As with many spine problems, there are 4 main treatment categories: medications, physical therapy, injections and surgery. Each will be discussed below:
- Over-the-counter medications: The first medications to try are over-the-counter, such as NSAIDs (Advil, Aleve) or Tylenol. Advil and Aleve have anti-inflammatory properties and are pain relievers. Tylenol is a pain reliever but lacks anti-inflammatory properties. It is okay to take an NSAID and Tylenol if one does not work by itself.
- Oral steroids: If your pain is more severe, an oral steroid taken for a short period of time may be helpful. Steroids do not have side effects if taken for a few days, but long-term use is not recommended.
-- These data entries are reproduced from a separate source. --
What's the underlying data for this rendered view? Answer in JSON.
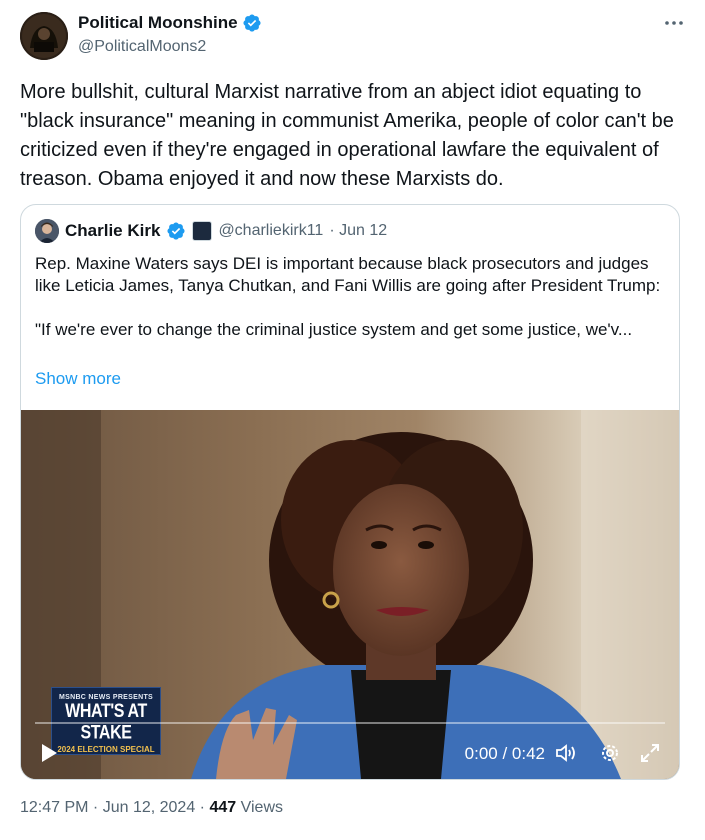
{
  "author": {
    "display_name": "Political Moonshine",
    "handle": "@PoliticalMoons2",
    "verified": true
  },
  "tweet": {
    "text": "More bullshit, cultural Marxist narrative from an abject idiot equating to \"black insurance\" meaning in communist Amerika, people of color can't be criticized even if they're engaged in operational lawfare the equivalent of treason. Obama enjoyed it and now these Marxists do."
  },
  "quoted": {
    "display_name": "Charlie Kirk",
    "handle": "@charliekirk11",
    "date": "· Jun 12",
    "paragraph_1": "Rep. Maxine Waters says DEI is important because black prosecutors and judges like Leticia James, Tanya Chutkan, and Fani Willis are going after President Trump:",
    "paragraph_2": "\"If we're ever to change the criminal justice system and get some justice, we'v...",
    "show_more": "Show more",
    "video": {
      "badge_top": "MSNBC NEWS PRESENTS",
      "badge_title": "WHAT'S AT STAKE",
      "badge_subtitle": "2024 ELECTION SPECIAL",
      "time": "0:00 / 0:42",
      "progress": 0
    }
  },
  "footer": {
    "timestamp": "12:47 PM · Jun 12, 2024 ·",
    "views_count": "447",
    "views_label": "Views"
  },
  "colors": {
    "verified": "#1d9bf0",
    "link": "#1d9bf0",
    "secondary_text": "#536471"
  }
}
A common steroid that is prescribed for this problem is called a “Medrol dose pack”. It is taken over a period of 6 days.
- Narcotic pain medications are prescribed for severe pain that is not relieved with the above. These are controlled substances that should only be taken for a short period of time.
- Muscle relaxants are used for spasms. Their effectiveness for disc herniations is limited.
- Physical Therapy: the goal of therapy is to strengthen the low back and abdominal muscles and in doing so, “unload” the spine and discs by shifting the stress of your body weight from the discs to the surrounding muscles. The stronger the supporting muscles around your trunk, the better they can support your spine. The therapist will also teach you postural exercises that will minimize your pain. Many patients improve after 3-5 weeks of therapy. However, if you feel that your pain is worsening after each therapy session, it may be best to stop the therapy and see your physician.
- Chiropractic Treatment – Chiropractic adjustments are fine to try for small disc herniations as long as your chiropractor avoids forceful, high-velocity manipulative techniques. Gentle low-force techniques are fine and may help some patients. If chiropractic adjustments are helping your pain, it is fine to continue this treatment. But if you feel worse after adjustments, you should stop immediately.
- Bracing is generally not effective for treating lumbar disc herniations.
- Epidural Steroid Injections: the goal of injections is to calm down the inflammation around the nerves. Disc herniations mechanically compress nerves, and this compression leads to irritation/inflammation of the nerve. Epidurals do not get rid of the disc herniation. They “bathe” the nerve with the anti-inflammatory medicine (cortisone) to hopefully relieve the pain in the leg.
If conservative treatment options fail to relieve symptoms, surgery is very successful in relieving leg pain. For lumbar disc herniations, surgery involves a microdiscectomy. For more on this surgery, Click here.